The BCIT Faculty and Staff Association have gone on strike in hopes of gaining a new contract from employers and the provincial government.
Vocational instructors, who teach trades, and support staff who are represented by the B.C. Government and Service Employees’ Union (BCGEU), were striking at all of BCIT’s campuses except the Aerospace Technology Centre in Richmond.
The association has been without a contract since June 2010.
A letter writing campaign by the association to Christy Clark and a rally at the Vancouver Art Gallery are also part of the protest.
Frustrated with no sign of a contract

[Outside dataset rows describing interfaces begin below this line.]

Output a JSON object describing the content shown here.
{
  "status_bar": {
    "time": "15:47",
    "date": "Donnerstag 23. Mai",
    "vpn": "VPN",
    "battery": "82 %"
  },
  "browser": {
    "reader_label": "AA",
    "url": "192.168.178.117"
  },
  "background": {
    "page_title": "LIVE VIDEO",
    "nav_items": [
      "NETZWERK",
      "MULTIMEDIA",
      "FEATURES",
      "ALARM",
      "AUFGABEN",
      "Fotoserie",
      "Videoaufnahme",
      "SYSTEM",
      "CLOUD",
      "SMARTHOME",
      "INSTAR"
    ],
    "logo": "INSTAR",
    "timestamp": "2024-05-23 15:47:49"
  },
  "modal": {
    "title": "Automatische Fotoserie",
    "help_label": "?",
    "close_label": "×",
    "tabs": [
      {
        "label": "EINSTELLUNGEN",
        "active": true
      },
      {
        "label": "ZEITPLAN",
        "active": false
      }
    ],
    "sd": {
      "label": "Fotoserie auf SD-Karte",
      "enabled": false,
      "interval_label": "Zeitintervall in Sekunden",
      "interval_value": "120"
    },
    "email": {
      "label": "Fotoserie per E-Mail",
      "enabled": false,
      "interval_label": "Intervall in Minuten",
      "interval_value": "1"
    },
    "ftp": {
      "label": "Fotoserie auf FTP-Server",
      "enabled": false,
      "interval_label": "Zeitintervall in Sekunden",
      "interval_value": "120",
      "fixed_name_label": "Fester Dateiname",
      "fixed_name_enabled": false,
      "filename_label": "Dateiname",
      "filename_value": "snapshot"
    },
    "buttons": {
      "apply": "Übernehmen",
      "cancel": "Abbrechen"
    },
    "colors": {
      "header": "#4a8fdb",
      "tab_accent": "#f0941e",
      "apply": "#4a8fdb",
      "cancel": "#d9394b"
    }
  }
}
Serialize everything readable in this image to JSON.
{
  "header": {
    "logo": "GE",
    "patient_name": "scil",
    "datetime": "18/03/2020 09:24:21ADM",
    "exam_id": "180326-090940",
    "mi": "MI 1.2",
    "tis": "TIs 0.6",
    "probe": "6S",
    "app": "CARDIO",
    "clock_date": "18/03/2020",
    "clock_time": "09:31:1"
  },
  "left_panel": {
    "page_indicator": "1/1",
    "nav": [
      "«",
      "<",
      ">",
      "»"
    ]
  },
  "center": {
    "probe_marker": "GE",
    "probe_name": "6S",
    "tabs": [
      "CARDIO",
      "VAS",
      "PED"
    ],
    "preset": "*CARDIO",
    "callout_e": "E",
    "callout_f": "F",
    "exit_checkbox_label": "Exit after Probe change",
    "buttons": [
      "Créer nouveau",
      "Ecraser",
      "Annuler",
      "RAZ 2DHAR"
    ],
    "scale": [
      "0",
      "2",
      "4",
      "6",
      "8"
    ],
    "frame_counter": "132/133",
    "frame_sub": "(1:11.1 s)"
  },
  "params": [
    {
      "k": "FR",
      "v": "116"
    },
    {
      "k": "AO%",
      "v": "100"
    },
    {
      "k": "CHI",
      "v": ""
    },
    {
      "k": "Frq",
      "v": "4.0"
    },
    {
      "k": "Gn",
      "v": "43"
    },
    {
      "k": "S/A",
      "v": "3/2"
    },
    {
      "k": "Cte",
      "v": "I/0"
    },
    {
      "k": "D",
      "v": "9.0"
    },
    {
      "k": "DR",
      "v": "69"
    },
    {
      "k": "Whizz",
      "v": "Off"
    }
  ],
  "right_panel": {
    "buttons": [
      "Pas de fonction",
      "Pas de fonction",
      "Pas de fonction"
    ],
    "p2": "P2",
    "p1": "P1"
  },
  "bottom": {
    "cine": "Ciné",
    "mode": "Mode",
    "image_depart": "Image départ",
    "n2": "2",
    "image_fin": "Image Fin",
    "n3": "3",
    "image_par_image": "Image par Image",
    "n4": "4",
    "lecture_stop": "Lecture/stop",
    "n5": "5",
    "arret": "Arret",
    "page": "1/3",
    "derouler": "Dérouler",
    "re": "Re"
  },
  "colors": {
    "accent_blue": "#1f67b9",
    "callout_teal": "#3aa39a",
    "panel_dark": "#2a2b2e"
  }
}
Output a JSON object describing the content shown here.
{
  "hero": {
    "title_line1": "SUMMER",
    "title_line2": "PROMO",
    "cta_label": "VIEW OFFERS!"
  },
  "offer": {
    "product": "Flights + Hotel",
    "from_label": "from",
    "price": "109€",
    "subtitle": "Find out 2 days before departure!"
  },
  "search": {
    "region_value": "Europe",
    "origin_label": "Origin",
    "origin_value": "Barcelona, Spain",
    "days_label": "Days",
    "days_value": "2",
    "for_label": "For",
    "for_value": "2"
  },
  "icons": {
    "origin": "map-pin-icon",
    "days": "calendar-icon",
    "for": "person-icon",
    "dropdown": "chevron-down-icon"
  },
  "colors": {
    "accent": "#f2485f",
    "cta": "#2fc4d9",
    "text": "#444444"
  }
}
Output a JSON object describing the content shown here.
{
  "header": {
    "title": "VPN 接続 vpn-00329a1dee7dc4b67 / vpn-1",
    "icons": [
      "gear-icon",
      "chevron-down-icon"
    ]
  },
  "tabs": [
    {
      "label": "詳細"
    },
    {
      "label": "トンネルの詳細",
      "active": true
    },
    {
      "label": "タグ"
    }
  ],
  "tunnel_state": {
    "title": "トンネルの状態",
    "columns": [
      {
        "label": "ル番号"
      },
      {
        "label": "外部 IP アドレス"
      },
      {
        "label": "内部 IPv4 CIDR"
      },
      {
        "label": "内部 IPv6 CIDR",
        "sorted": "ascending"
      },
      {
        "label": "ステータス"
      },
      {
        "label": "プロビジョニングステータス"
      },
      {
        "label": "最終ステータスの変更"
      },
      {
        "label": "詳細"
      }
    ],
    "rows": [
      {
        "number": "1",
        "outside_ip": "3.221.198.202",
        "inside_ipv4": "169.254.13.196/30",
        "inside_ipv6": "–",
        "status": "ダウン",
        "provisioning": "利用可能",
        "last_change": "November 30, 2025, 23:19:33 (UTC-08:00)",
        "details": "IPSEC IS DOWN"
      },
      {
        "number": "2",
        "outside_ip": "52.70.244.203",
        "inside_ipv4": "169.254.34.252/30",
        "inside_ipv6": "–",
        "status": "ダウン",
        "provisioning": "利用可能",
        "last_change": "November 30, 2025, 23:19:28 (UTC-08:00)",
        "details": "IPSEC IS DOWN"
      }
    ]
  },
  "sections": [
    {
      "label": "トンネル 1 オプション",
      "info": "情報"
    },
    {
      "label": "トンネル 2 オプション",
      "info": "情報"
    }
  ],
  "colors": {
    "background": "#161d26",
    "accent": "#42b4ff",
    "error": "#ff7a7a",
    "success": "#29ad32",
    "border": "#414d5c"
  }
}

“We want a four-year contract,” said BCIT instructor Kathryn Stewart who was involved in the protest at the downtown campus. “There are other factors such as we [the association] don’t have maternity leave benefits topped up to the same level as other institutions.”
“Our members don’t get 100 per cent maternity leave and that’s not fair.”
Stewart is an instructor in the radio, arts and entertainment program at BCIT and is also a director of the association.
Province has built up caste-system amongst institutions, says BCIT instructor
She argued that the province has created two classes of teaching in which universities are separate from colleges and other post-secondary institutions.
“The provincial government has said that now we are in our own sector, we are only allowed to negotiate up to a one per cent [increase] in our contracts but universities are allowed to negotiate up to two per cent, so you can see the inequities.”
It is reported that BCIT is willing to offer its employees a four per cent increase over two years but the provincial government has other ideas for funding.
Province funds infrastructure, staff argue education needs to come first
The province is putting funding into infrastructure such as mining and transportation but Stewart also said that those projects need people who are trained to work in them.
“If you don’t have a skilled labour force to fill those jobs, then they will be farmed out.”
Stewart illustrated that BCIT has lost instructors due to the idea that they are paid less than what they would be in infrastructure departments or at other post-secondary institutions.
“We cannot replace those really good instructors, because teaching is an art. So we’re at half-staff and if that trend continues, then we are losing our ability to train students,” said Stewart. “The premier has her priorities in the wrong order.”
High hopes for a new contract
Stewart expressed her sympathy for the cost that the students have to pay as a result of missed classes for the protest, but remains confident that a new contract is a possibility.
“I’d like to be optimistic and say our message will eventually be heard, but it’s an uphill battle. I can’t see any reason why we wouldn’t be able to negotiate at the table with our employer.”
Reported by Ross Armour
Photo sideshow of BCIT support staff and vocational instructors picketing outside of the downtown Vancouver BCIT campus. Photos by Michelle Gamage.